■ Excerpted records
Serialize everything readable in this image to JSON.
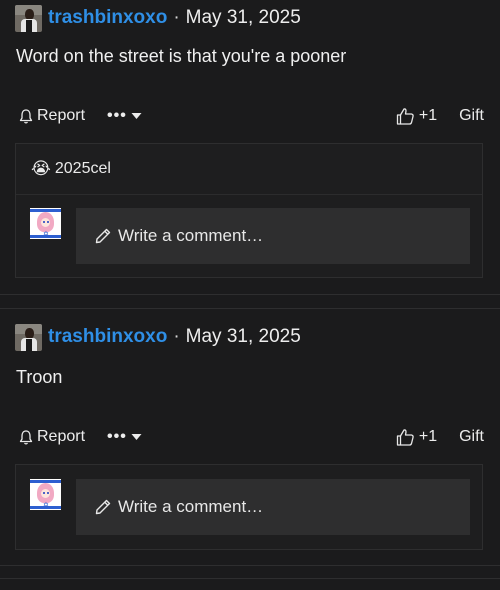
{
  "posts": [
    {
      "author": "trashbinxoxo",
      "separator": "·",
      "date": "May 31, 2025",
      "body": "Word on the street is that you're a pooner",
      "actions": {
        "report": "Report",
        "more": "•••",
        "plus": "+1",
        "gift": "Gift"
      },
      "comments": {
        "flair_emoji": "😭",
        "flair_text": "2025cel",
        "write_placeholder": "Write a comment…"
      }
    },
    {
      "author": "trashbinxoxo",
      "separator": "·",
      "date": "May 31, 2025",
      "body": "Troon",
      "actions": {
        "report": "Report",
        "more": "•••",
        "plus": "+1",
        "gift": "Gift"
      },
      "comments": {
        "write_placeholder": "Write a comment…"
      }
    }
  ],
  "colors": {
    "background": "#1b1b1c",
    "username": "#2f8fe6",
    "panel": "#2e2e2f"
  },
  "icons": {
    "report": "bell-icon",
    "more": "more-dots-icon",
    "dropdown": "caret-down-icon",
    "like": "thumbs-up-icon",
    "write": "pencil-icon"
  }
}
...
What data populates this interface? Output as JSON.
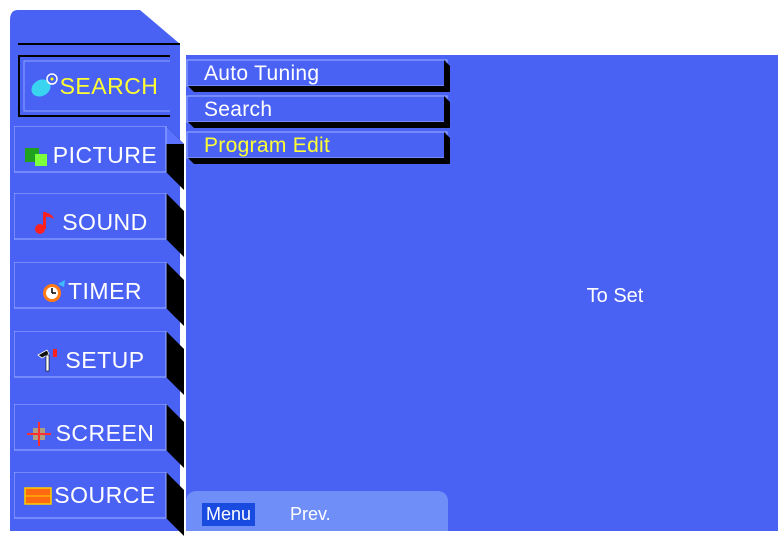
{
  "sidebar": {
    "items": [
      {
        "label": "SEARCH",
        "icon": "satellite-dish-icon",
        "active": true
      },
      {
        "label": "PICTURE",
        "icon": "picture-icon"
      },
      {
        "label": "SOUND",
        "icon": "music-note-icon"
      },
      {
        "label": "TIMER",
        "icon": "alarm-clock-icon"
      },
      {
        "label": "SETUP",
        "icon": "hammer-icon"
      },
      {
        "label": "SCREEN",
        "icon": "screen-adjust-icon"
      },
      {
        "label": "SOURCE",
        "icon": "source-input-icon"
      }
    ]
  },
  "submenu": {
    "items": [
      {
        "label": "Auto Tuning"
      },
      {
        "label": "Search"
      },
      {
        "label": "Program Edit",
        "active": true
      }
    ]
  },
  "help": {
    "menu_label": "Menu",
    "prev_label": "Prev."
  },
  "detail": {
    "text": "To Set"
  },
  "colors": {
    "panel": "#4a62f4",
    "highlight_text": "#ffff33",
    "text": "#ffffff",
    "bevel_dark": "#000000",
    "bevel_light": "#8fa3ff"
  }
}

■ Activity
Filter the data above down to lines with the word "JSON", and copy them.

■ Task result
Serialize everything readable in this image to JSON.
What data populates this interface? Output as JSON.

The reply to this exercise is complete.